“[…]there’s always the chance someone else will find the same image”

If you could only use one print publication as a source to produce collages for the rest of your days, which one would it be?

Ha, yeah, I love anything from the 70s. The print quality looks almost futuristic now, as we’re so used to viewing everything on screen. I use old LIFE magazines a lot—not just the article pictures, but the old ads, too. They have some really wacky imagery that you just don’t get now.

What contemporary artists inspire you?

Winston Smith, the Dead Kennedy’s sleeve designer, would be an obvious influence. I try to not look to closely at other collage artists as there’s always the chance someone else will find the same image, and I don’t want to be put off pursuing an idea. As I said earlier, Basquiat has been a huge influence as well as a bit of Predator-era Ice Cube, RAMMELLZEE, Terry Gilliam’s stop motion animations and Ralph Steadman’s Gonzo illustrations. I do like the randomness of Instagram so I’ll check into that every day and have a look around.

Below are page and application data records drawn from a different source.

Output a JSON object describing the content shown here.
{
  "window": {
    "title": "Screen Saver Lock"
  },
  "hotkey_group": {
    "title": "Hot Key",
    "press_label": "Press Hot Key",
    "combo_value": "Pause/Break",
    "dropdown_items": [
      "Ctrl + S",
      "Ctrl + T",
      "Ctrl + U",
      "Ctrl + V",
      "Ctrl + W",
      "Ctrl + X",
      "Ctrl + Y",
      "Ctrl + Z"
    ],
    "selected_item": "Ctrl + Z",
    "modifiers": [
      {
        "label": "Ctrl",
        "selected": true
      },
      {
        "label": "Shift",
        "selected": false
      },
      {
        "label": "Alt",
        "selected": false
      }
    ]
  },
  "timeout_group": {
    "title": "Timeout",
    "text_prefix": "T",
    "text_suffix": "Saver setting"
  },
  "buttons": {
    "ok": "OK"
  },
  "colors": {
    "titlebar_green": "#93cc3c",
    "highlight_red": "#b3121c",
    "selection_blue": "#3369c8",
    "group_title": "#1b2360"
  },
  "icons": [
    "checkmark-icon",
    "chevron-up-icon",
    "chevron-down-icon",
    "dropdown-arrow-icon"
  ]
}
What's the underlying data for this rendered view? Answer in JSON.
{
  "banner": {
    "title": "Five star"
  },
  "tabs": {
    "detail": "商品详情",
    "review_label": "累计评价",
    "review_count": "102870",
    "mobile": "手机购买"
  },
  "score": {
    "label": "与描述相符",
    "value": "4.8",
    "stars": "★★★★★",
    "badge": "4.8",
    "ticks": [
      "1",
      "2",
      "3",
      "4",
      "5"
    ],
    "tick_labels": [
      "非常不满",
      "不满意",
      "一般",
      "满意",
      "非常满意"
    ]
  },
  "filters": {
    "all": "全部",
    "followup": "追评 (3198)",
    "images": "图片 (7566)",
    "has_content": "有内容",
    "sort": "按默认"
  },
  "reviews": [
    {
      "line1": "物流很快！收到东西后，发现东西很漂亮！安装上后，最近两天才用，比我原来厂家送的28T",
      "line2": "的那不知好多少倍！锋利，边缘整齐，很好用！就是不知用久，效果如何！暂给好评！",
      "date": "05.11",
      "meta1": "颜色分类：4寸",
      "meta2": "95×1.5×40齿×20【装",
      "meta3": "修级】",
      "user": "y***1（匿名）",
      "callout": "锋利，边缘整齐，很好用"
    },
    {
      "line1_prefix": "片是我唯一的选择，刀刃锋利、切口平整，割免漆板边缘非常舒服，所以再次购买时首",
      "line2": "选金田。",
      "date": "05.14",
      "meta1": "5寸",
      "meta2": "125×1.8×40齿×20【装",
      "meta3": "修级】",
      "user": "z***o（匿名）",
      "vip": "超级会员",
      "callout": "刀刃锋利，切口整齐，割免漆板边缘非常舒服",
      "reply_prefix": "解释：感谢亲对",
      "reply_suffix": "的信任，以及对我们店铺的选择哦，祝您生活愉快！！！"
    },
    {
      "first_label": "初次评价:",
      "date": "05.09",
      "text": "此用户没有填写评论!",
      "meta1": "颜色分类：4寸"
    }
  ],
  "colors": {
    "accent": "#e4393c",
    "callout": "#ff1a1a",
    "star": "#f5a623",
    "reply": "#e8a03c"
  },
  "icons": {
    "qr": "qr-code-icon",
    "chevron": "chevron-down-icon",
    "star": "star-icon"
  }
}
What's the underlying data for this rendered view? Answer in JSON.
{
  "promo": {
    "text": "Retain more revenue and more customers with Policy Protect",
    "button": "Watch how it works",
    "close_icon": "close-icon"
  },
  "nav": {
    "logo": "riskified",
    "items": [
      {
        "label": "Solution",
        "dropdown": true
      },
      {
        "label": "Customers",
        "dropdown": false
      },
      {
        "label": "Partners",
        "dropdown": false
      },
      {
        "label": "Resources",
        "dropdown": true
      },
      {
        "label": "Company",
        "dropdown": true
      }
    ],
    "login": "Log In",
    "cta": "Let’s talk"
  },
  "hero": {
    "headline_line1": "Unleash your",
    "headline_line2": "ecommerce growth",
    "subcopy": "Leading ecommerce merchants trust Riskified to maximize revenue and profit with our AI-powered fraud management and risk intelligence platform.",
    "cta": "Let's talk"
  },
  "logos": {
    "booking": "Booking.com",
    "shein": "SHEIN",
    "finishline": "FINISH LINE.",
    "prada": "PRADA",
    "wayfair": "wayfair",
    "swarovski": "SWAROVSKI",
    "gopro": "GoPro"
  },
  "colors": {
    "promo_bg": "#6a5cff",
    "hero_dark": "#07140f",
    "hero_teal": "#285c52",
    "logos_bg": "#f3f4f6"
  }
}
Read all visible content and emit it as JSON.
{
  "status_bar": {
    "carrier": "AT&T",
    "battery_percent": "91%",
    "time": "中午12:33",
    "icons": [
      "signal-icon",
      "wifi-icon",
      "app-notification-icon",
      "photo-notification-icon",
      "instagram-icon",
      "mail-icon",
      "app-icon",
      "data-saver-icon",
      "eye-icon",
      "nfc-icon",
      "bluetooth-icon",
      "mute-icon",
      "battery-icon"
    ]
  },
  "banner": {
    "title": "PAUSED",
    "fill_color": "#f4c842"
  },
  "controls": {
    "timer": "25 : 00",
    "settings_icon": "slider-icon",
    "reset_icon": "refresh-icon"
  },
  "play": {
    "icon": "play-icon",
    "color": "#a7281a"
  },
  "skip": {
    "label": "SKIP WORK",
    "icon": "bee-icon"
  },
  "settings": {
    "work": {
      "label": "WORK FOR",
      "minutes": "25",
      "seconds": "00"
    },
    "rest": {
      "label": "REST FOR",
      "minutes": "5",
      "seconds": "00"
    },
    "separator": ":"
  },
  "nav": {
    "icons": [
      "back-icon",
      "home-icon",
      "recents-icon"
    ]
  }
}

What future projects will 2018 bring?

I’m just finishing up Dr Zygote’s solo project, The Maghreban, which is coming out in the New Year. I’ve also just done a Lee Scott project about Jesus Christ wearing Lacoste. Other than that I want to have more exhibitions next year and I’m planning some screen printing projects.

This article was published in BS29

Interview Felix Adler